[[ EXERCISE MATERIALS, beginning ]]

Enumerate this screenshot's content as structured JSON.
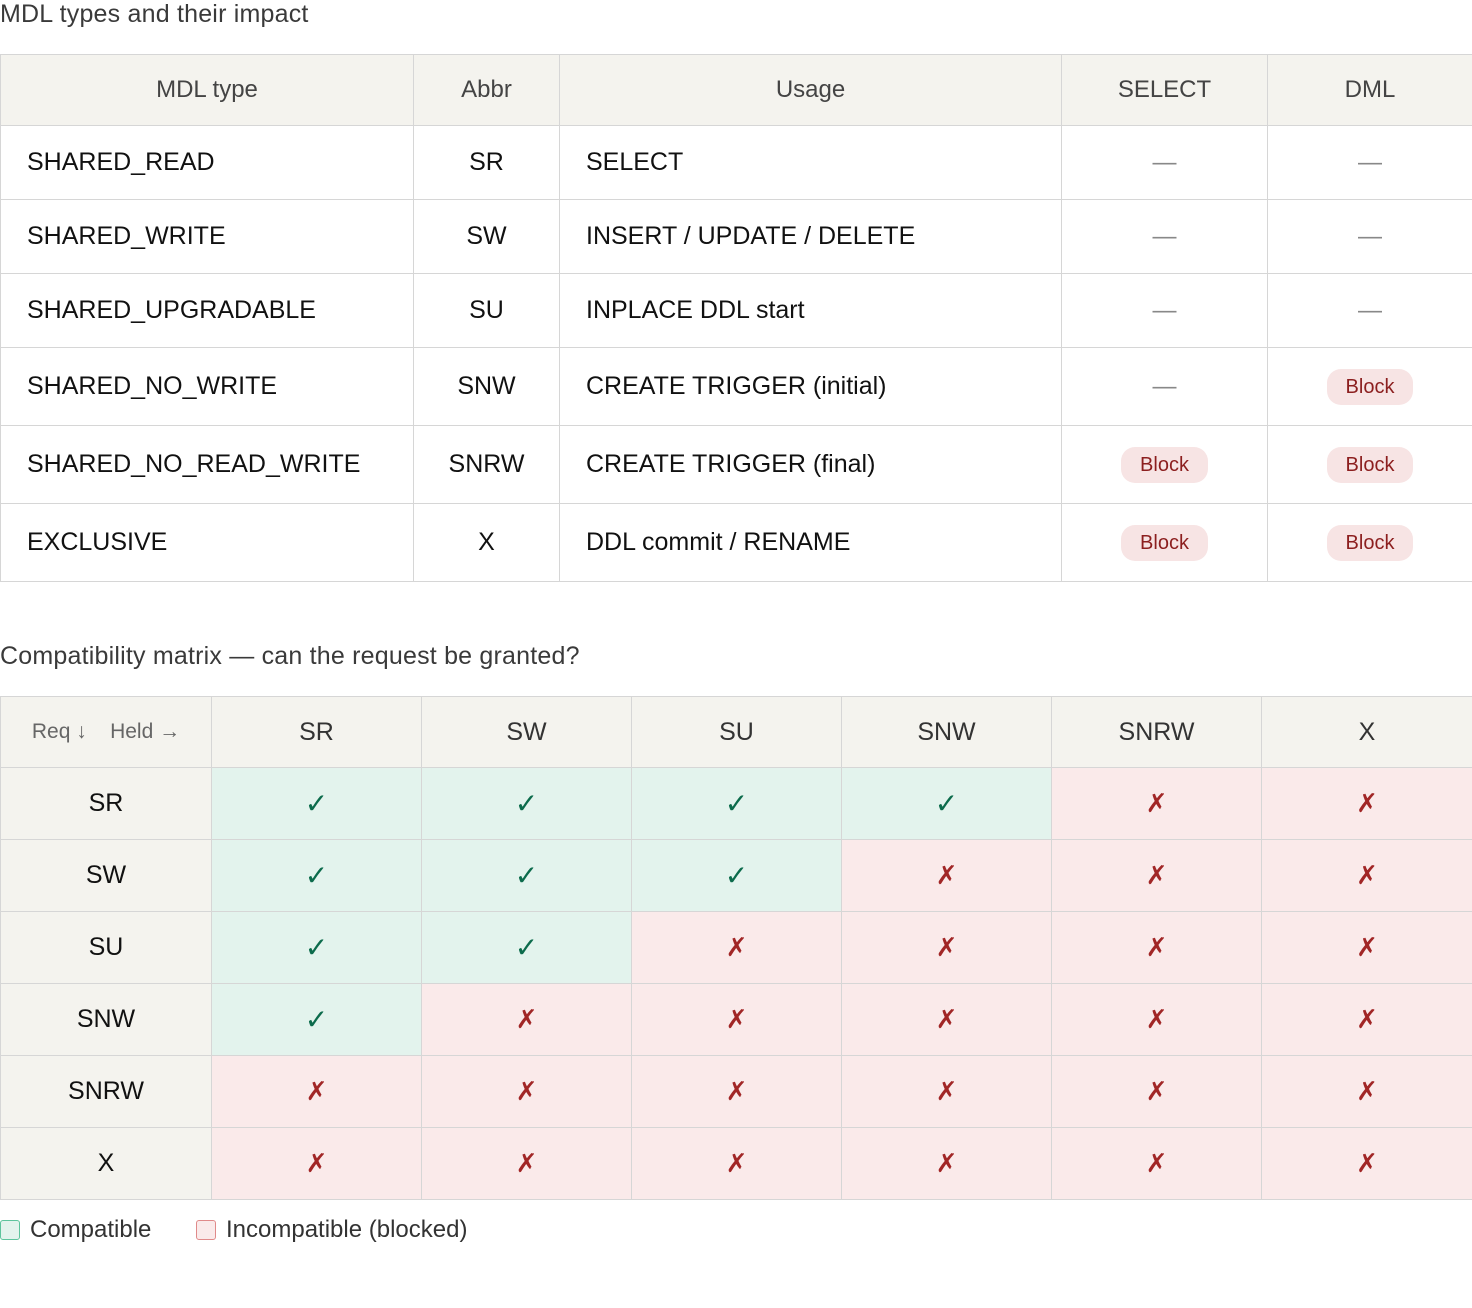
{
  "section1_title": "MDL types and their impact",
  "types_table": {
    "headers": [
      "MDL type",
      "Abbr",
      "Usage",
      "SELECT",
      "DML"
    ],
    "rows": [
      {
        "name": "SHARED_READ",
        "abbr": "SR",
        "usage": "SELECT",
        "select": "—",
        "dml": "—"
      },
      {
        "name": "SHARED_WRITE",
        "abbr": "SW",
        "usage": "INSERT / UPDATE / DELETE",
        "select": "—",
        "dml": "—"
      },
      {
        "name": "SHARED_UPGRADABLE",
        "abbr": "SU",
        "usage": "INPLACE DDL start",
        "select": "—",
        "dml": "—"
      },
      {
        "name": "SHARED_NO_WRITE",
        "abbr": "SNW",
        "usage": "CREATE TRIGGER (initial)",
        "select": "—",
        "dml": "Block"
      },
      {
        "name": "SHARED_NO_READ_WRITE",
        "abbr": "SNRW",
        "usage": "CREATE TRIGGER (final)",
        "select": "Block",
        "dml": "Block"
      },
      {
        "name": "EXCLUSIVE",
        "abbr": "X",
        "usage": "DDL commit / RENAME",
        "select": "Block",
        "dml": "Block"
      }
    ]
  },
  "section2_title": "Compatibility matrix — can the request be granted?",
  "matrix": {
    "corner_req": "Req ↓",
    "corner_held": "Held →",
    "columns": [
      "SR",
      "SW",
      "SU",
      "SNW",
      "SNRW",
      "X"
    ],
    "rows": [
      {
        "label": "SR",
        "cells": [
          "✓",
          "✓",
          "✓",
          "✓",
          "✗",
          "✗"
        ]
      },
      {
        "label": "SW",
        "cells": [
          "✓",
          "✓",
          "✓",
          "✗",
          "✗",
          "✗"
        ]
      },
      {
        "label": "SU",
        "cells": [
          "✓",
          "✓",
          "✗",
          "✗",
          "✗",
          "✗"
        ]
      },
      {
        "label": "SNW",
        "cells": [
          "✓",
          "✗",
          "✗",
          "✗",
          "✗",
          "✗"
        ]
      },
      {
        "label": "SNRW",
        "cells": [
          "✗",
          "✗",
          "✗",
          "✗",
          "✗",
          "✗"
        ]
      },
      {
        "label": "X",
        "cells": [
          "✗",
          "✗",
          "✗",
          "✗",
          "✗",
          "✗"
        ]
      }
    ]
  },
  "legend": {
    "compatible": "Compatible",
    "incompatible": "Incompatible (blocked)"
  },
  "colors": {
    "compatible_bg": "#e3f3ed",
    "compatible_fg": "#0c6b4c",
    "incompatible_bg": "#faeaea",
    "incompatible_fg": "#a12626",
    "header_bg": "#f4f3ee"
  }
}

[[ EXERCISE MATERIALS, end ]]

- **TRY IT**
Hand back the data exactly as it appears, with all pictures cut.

- **SOLUTION BELOW**
Enumerate this screenshot's content as structured JSON.
{
  "section1_title": "MDL types and their impact",
  "types_table": {
    "headers": [
      "MDL type",
      "Abbr",
      "Usage",
      "SELECT",
      "DML"
    ],
    "rows": [
      {
        "name": "SHARED_READ",
        "abbr": "SR",
        "usage": "SELECT",
        "select": "—",
        "dml": "—"
      },
      {
        "name": "SHARED_WRITE",
        "abbr": "SW",
        "usage": "INSERT / UPDATE / DELETE",
        "select": "—",
        "dml": "—"
      },
      {
        "name": "SHARED_UPGRADABLE",
        "abbr": "SU",
        "usage": "INPLACE DDL start",
        "select": "—",
        "dml": "—"
      },
      {
        "name": "SHARED_NO_WRITE",
        "abbr": "SNW",
        "usage": "CREATE TRIGGER (initial)",
        "select": "—",
        "dml": "Block"
      },
      {
        "name": "SHARED_NO_READ_WRITE",
        "abbr": "SNRW",
        "usage": "CREATE TRIGGER (final)",
        "select": "Block",
        "dml": "Block"
      },
      {
        "name": "EXCLUSIVE",
        "abbr": "X",
        "usage": "DDL commit / RENAME",
        "select": "Block",
        "dml": "Block"
      }
    ]
  },
  "section2_title": "Compatibility matrix — can the request be granted?",
  "matrix": {
    "corner_req": "Req ↓",
    "corner_held": "Held →",
    "columns": [
      "SR",
      "SW",
      "SU",
      "SNW",
      "SNRW",
      "X"
    ],
    "rows": [
      {
        "label": "SR",
        "cells": [
          "✓",
          "✓",
          "✓",
          "✓",
          "✗",
          "✗"
        ]
      },
      {
        "label": "SW",
        "cells": [
          "✓",
          "✓",
          "✓",
          "✗",
          "✗",
          "✗"
        ]
      },
      {
        "label": "SU",
        "cells": [
          "✓",
          "✓",
          "✗",
          "✗",
          "✗",
          "✗"
        ]
      },
      {
        "label": "SNW",
        "cells": [
          "✓",
          "✗",
          "✗",
          "✗",
          "✗",
          "✗"
        ]
      },
      {
        "label": "SNRW",
        "cells": [
          "✗",
          "✗",
          "✗",
          "✗",
          "✗",
          "✗"
        ]
      },
      {
        "label": "X",
        "cells": [
          "✗",
          "✗",
          "✗",
          "✗",
          "✗",
          "✗"
        ]
      }
    ]
  },
  "legend": {
    "compatible": "Compatible",
    "incompatible": "Incompatible (blocked)"
  },
  "colors": {
    "compatible_bg": "#e3f3ed",
    "compatible_fg": "#0c6b4c",
    "incompatible_bg": "#faeaea",
    "incompatible_fg": "#a12626",
    "header_bg": "#f4f3ee"
  }
}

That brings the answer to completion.